Copy out all the lines of the data that hold the word "title".

# # # # #

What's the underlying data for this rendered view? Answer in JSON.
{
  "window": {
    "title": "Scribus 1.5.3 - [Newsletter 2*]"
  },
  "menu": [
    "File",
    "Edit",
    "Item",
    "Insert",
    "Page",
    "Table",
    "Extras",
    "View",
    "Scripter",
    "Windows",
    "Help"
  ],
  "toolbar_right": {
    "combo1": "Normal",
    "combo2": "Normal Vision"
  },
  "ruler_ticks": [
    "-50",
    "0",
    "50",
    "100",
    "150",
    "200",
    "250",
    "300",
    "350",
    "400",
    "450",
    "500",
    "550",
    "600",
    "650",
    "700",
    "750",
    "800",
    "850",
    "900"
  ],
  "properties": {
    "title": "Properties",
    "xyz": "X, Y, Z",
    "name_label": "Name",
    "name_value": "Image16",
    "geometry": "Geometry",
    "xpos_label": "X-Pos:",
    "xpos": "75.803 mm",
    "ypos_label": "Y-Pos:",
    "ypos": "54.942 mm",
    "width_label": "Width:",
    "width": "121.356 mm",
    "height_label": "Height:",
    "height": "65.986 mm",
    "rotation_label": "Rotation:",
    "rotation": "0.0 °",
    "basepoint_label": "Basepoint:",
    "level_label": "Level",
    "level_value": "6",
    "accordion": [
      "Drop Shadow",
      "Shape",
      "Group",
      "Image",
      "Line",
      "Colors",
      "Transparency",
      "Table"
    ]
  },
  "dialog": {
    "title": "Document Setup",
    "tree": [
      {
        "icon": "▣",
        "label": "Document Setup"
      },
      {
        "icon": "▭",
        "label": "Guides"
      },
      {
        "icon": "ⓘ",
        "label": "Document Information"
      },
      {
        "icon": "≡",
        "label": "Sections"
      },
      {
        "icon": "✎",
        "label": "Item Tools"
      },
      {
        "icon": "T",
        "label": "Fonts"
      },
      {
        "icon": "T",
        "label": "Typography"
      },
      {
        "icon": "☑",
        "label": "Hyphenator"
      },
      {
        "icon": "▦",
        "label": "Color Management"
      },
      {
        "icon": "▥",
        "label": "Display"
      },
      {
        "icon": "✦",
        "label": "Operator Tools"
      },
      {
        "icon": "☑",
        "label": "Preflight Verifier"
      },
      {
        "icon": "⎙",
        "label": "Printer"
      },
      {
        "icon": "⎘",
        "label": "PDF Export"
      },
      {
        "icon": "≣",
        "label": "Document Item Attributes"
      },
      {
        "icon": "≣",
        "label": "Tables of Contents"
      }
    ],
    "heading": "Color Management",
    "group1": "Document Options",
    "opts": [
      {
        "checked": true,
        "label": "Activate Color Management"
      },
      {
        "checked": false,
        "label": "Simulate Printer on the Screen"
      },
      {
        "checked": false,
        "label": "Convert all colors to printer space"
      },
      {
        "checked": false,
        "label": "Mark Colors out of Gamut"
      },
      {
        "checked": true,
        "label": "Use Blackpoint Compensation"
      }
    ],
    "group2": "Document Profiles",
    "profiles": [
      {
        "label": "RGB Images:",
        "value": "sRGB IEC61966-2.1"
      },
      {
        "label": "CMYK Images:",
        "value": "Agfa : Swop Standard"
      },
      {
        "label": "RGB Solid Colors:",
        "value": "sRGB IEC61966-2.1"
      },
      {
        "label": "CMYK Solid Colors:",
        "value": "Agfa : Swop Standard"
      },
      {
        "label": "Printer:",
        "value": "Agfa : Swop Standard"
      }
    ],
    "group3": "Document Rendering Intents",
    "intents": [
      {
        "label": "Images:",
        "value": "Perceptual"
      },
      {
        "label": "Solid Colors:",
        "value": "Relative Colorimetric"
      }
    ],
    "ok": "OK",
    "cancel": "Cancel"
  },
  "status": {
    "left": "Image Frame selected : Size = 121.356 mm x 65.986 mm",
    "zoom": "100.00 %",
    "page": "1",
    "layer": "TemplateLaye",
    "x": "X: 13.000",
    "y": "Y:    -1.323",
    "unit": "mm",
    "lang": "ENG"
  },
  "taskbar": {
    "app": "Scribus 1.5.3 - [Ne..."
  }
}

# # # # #

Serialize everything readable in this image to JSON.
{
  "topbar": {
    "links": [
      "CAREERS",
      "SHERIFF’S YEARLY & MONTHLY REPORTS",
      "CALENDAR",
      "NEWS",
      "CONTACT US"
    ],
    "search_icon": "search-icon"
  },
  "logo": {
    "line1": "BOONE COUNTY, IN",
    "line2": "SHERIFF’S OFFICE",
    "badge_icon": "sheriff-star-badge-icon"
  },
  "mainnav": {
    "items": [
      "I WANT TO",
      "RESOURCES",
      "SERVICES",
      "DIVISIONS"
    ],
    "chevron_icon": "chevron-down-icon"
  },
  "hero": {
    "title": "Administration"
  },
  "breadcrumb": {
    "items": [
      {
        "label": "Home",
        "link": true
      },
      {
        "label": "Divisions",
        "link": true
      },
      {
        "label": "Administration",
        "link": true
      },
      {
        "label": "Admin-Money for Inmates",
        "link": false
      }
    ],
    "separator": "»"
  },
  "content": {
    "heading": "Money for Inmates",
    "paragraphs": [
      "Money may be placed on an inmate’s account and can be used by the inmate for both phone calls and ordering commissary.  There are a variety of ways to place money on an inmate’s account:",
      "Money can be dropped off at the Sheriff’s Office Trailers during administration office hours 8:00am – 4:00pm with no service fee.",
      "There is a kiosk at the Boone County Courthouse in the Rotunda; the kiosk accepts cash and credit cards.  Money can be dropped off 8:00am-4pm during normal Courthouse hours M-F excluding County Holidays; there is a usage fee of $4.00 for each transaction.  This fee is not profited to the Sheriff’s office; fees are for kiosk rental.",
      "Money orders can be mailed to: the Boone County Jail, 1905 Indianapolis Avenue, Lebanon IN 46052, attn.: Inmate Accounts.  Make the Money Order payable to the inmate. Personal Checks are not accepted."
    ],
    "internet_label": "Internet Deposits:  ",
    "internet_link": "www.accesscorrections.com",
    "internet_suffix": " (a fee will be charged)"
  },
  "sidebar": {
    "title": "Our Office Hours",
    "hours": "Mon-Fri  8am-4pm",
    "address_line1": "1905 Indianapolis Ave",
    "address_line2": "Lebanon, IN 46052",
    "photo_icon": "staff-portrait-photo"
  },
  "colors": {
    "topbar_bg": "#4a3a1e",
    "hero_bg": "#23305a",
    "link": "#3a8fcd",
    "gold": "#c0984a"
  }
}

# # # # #

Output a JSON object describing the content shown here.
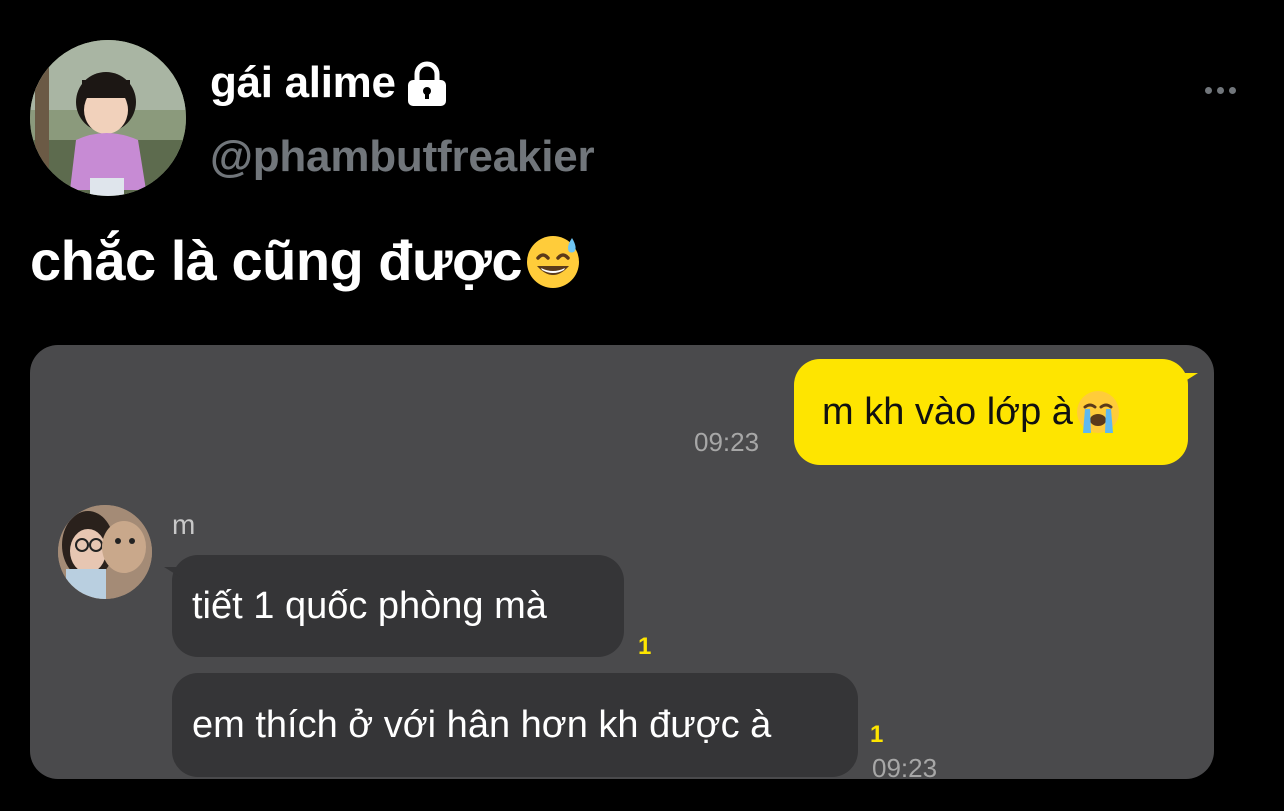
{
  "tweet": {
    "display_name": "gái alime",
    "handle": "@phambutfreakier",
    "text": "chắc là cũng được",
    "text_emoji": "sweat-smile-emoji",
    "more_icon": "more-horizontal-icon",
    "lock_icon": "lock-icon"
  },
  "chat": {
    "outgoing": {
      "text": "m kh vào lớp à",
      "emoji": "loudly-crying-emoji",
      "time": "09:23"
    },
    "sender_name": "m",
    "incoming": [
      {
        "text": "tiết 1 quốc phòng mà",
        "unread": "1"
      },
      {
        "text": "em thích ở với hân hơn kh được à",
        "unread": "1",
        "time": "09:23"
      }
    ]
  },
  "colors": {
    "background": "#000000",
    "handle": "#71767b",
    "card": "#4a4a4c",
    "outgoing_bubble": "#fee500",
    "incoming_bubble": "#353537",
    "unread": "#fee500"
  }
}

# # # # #

SOLUTION TO THIS EXERCISE:
    "title": "Scribus 1.5.3 - [Newsletter 2*]"
    "title": "Properties",
    "title": "Document Setup",
    "title": "Administration"
    "title": "Our Office Hours",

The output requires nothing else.